Every line of the records below that holds the word "chart" belongs in the answer.

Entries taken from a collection

################

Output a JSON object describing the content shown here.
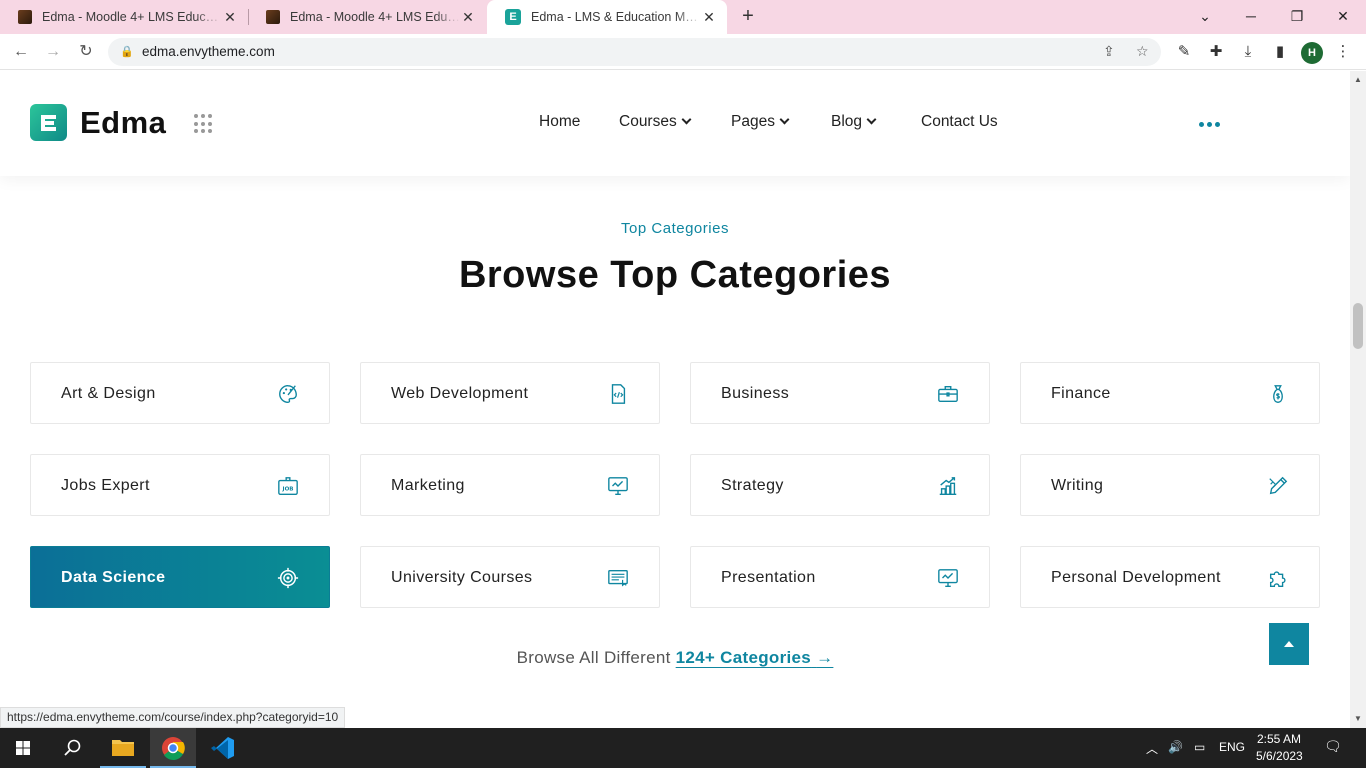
{
  "browser": {
    "tabs": [
      {
        "title": "Edma - Moodle 4+ LMS Education",
        "active": false
      },
      {
        "title": "Edma - Moodle 4+ LMS Education",
        "active": false
      },
      {
        "title": "Edma - LMS & Education Moodle",
        "active": true
      }
    ],
    "url": "edma.envytheme.com",
    "profile_initial": "H"
  },
  "site": {
    "brand": "Edma",
    "menu": [
      {
        "label": "Home",
        "dropdown": false
      },
      {
        "label": "Courses",
        "dropdown": true
      },
      {
        "label": "Pages",
        "dropdown": true
      },
      {
        "label": "Blog",
        "dropdown": true
      },
      {
        "label": "Contact Us",
        "dropdown": false
      }
    ]
  },
  "section": {
    "subtitle": "Top Categories",
    "title": "Browse Top Categories",
    "categories": [
      {
        "label": "Art & Design",
        "icon": "palette-icon"
      },
      {
        "label": "Web Development",
        "icon": "code-file-icon"
      },
      {
        "label": "Business",
        "icon": "briefcase-icon"
      },
      {
        "label": "Finance",
        "icon": "money-bag-icon"
      },
      {
        "label": "Jobs Expert",
        "icon": "job-sign-icon"
      },
      {
        "label": "Marketing",
        "icon": "monitor-chart-icon"
      },
      {
        "label": "Strategy",
        "icon": "bar-chart-icon"
      },
      {
        "label": "Writing",
        "icon": "pencil-ruler-icon"
      },
      {
        "label": "Data Science",
        "icon": "target-icon",
        "active": true
      },
      {
        "label": "University Courses",
        "icon": "certificate-icon"
      },
      {
        "label": "Presentation",
        "icon": "presentation-icon"
      },
      {
        "label": "Personal Development",
        "icon": "puzzle-icon"
      }
    ],
    "browse_prefix": "Browse All Different",
    "browse_link": "124+ Categories"
  },
  "status_url": "https://edma.envytheme.com/course/index.php?categoryid=10",
  "taskbar": {
    "lang": "ENG",
    "time": "2:55 AM",
    "date": "5/6/2023"
  },
  "colors": {
    "accent": "#0f86a0",
    "tab_bar": "#f7d7e4",
    "active_card_from": "#0b6f97",
    "active_card_to": "#0a8e94"
  }
}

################

Response for this exercise:
        "icon": "monitor-chart-icon"
        "icon": "bar-chart-icon"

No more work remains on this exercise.